The House and Senate are wrapping up work on the last appropriations bill of the year and rumors are swirling that the controversial Native Hawaiian Government Reorganization Act, also known as the “Akaka Bill,” will be included in the Defense Appropriations bill. The defense measure is proving to be controversial, because House and Senate appropriators are using it to carry non related matters like a $1.9 trillion debt limit increase, an extension of unemployment benefits and the Native Hawaiian measure.
The Native Hawaiian bill, a long time priority of Senator Daniel Akaka (D-HI), would set up a race based government of “indigenous, native people of Hawaii.” Opponents argue that this bill is unconstitutional and unwise. National Review Online sounded the alarm bells today and sources on Capitol Hill confirmed to Big Government that a version of the Native Hawaiian Bill may end up in the Defense Appropriations bill.
According to NROnline:
The Hill rumor is that Democrats plan to attach Akaka to the Department of Defense funding bill before this session ends — basically, sneaking it in at a busy, contentious time of year to avoid full debate.
The bill would create a race based government to solicit federal monies and create programs to benefit individuals who fit the definition of “Native Hawaiian.” A United States Office for Native Hawaiian Relations would be created to negotiate a special political and legal relationship between Native Hawaiians and the United States. The supporters of this bill argue that Native Hawaiians are similar to an Indian tribe and they should be declared a sovereign entity so they can negotiate benefits from the U.S. government. The fact of the matter is that Hawaii was a kingdom with a monarch before becoming a state, unlike American Indian Tribes. Furthermore, the Tribes recognized by the Bureau of Indian Affairs are not racially exclusive and the Native Hawaiian government would be race based.

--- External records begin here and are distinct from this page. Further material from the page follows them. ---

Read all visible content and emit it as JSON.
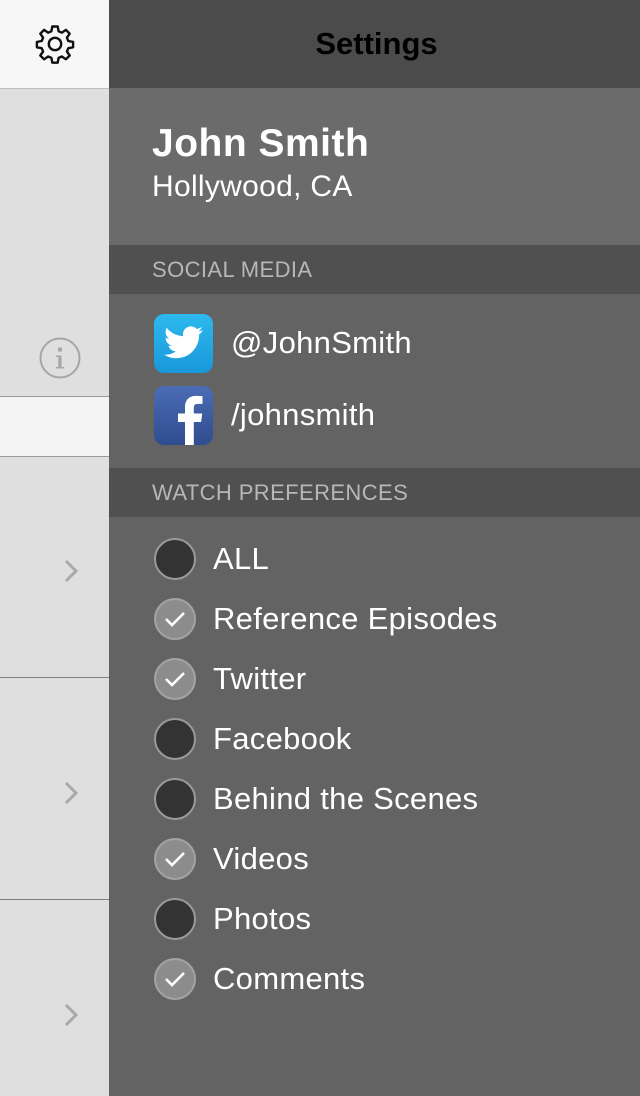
{
  "navbar": {
    "title": "Settings",
    "settings_icon": "gear-icon"
  },
  "side_strip": {
    "icons": [
      "info-icon",
      "chevron-right-icon",
      "chevron-right-icon",
      "chevron-right-icon"
    ]
  },
  "profile": {
    "name": "John Smith",
    "location": "Hollywood, CA"
  },
  "social_media": {
    "header": "SOCIAL MEDIA",
    "accounts": [
      {
        "service": "twitter",
        "icon": "twitter-logo-icon",
        "handle": "@JohnSmith",
        "color": "#22a9e6"
      },
      {
        "service": "facebook",
        "icon": "facebook-logo-icon",
        "handle": "/johnsmith",
        "color": "#3b5998"
      }
    ]
  },
  "watch_preferences": {
    "header": "WATCH PREFERENCES",
    "items": [
      {
        "label": "ALL",
        "checked": false
      },
      {
        "label": "Reference Episodes",
        "checked": true
      },
      {
        "label": "Twitter",
        "checked": true
      },
      {
        "label": "Facebook",
        "checked": false
      },
      {
        "label": "Behind the Scenes",
        "checked": false
      },
      {
        "label": "Videos",
        "checked": true
      },
      {
        "label": "Photos",
        "checked": false
      },
      {
        "label": "Comments",
        "checked": true
      }
    ]
  },
  "colors": {
    "panel_bg": "#636363",
    "navbar_bg": "#4b4b4b",
    "section_header_bg": "#505050",
    "toggle_off": "#333333",
    "toggle_on": "#8c8c8c"
  }
}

Many in Hawaii are concerned that they would be unconstitutionally excluded from the new governing entity, because they will not racially qualify to participate. The Supreme Court case, Rice v. Cayetano (2000), declared unconstitutional a state sponsored vote in Hawaii, limited to individuals who could prove Native Hawaiian decent, to a board overseeing Native Hawaiian issues. There was a strict racial classification and an individual who was deemed not racially eligible to vote challenged the constitutionality of the vote under the 14th and 15th Amendments to the Constitution. He won. Many of the same constitutional concerns apply to the Akaka Bill and a court may deem this bill unconstitutional when there is a determination of the qualifications to participate in the new Native Hawaiian Government.

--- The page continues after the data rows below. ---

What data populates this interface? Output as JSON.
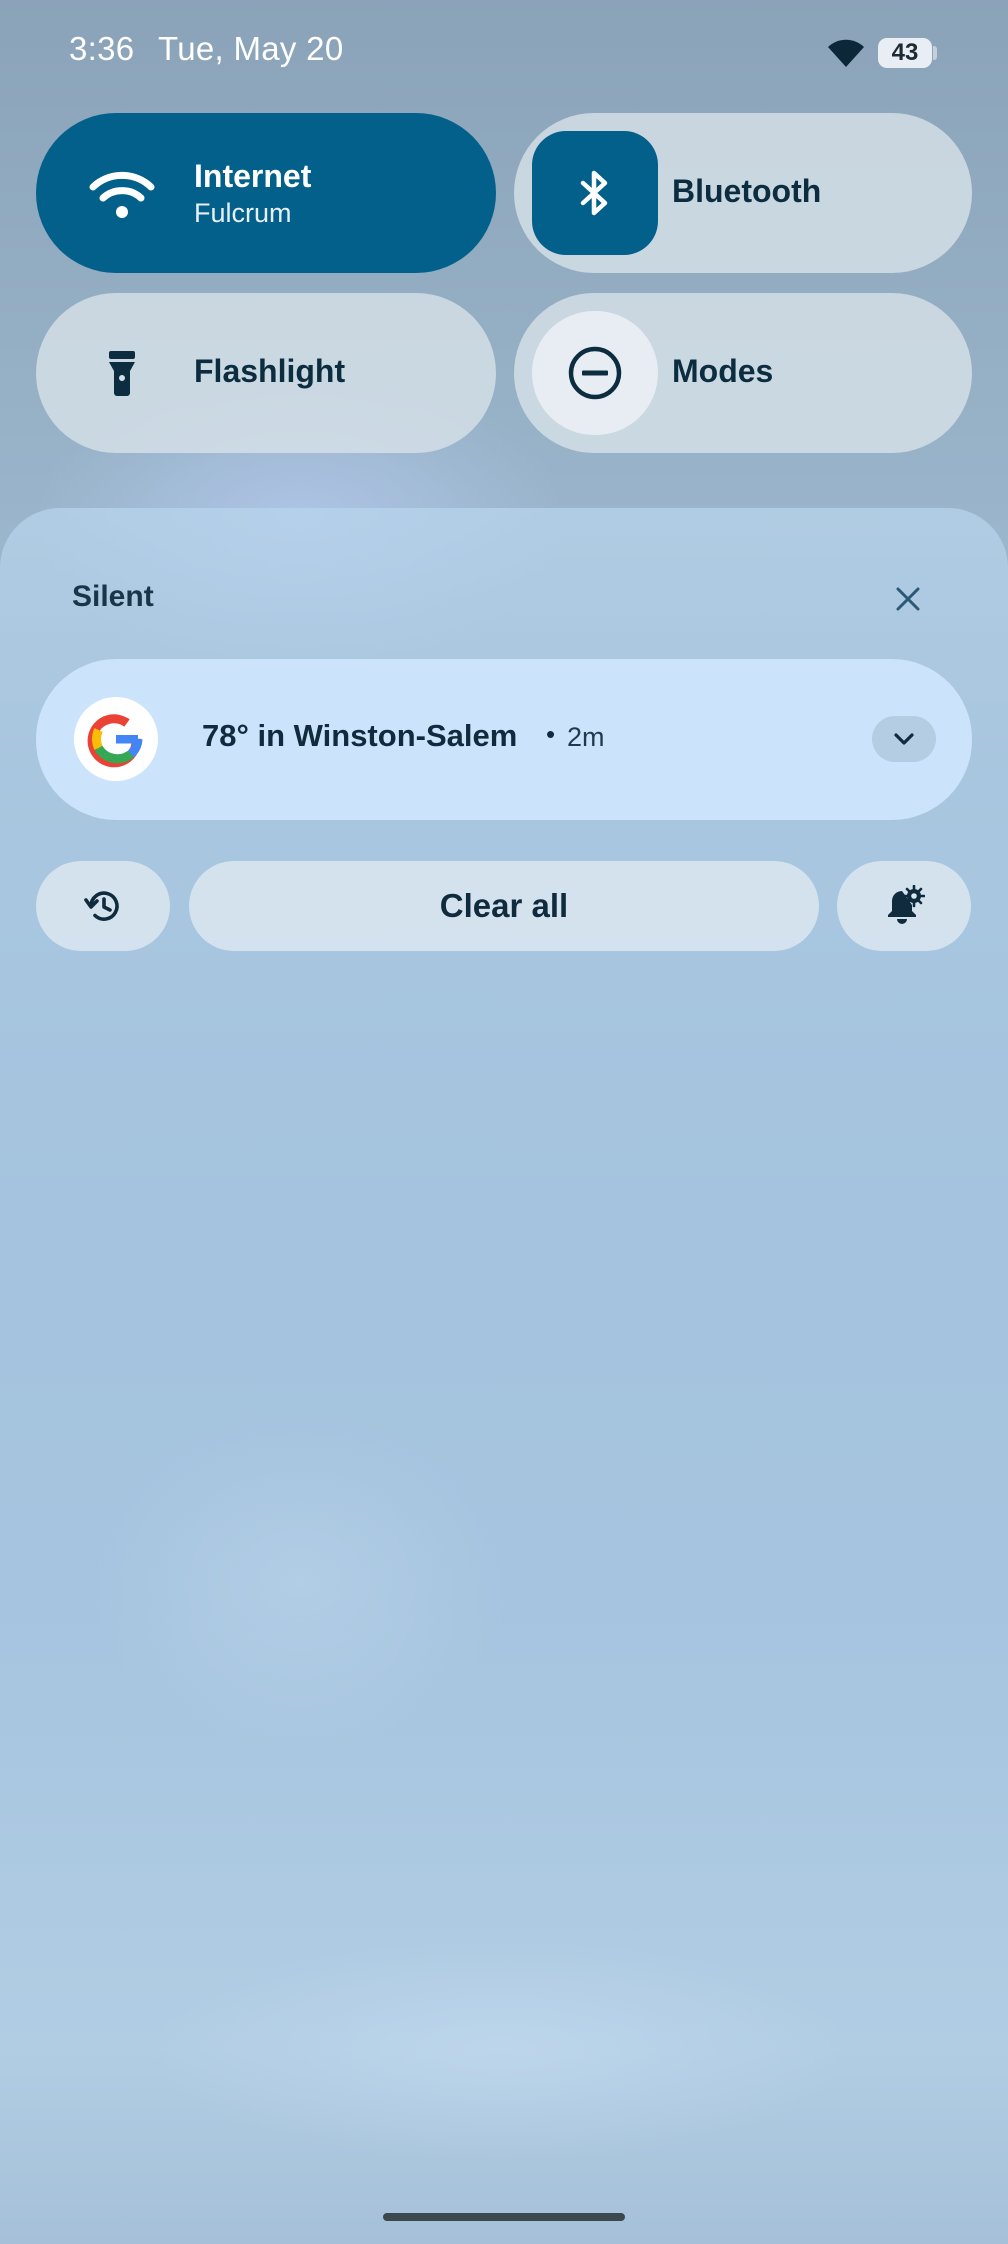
{
  "status_bar": {
    "time": "3:36",
    "date": "Tue, May 20",
    "battery_level": "43",
    "icons": [
      "wifi-icon",
      "battery-icon"
    ]
  },
  "quick_tiles": {
    "internet": {
      "label": "Internet",
      "subtitle": "Fulcrum",
      "icon": "wifi-icon",
      "active": true
    },
    "bluetooth": {
      "label": "Bluetooth",
      "icon": "bluetooth-icon",
      "active": true
    },
    "flashlight": {
      "label": "Flashlight",
      "icon": "flashlight-icon",
      "active": false
    },
    "modes": {
      "label": "Modes",
      "icon": "do-not-disturb-icon",
      "active": false
    }
  },
  "notifications": {
    "section_title": "Silent",
    "items": [
      {
        "app_icon": "google-g-icon",
        "title": "78° in Winston-Salem",
        "separator": "•",
        "time": "2m"
      }
    ],
    "actions": {
      "history_icon": "history-icon",
      "clear_all_label": "Clear all",
      "settings_icon": "notification-settings-icon"
    }
  },
  "colors": {
    "tile_active": "#03608a",
    "tile_inactive": "#d5e0e8",
    "notification_card": "#cce4fb",
    "text_dark": "#0f2b3d"
  }
}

Many Native Hawaiians have lost faith in the governing entity, the Office of Hawaiian Affairs (OHA), to represent the will of Native Hawaiians. OHA will become the defacto governing entity of Native Hawaiians and they seem more interested in lobbying for more and more federal money as the solution to all of the problems in the Native Hawaiian community. Some Native Hawaiians don’t want federal monies, because they don’t want to give far away Washington, D.C. more and more control over lands in Hawaii. There are Hawaiians who object on the grounds that they would be racially excluded from the new governing entity, even though they have lived their whole lives in Hawaii.
This is yet another example of politicians in Washington, D.C. trying to pull a fast one. For those who have a distaste for big government, like me, this is yet further evidence that politicians are pushing unpopular and potentially unconstitutional ideas in the hope that you are not paying attention.
Late today, Senator Daniel Inouye (D-HI), Chairman of the Senate Appropriations Committee, released the following statement:
I have never suggested that the Akaka Native Hawaiian Recognition Bill be passed and adopted as part of the defense appropriations process. I don’t know where this nonsensical suggestion originated. The Akaka Bill for the past many years has been considered under what we call the regular order. It has had hours upon hours of hearings, many, many revisions and amendments and has gone through the scrutiny of three administrations. We have had hearings in Washington and in Hawaii. It is not a measure that has been shepherded in the dark of the night. It has been fully transparent.
Transparency and pressure may have backed off the supporters of this bill, yet one should not be confident that some version of the Native Hawaiian Bill will be put into the Defense Appropriations Bill until they read the bill.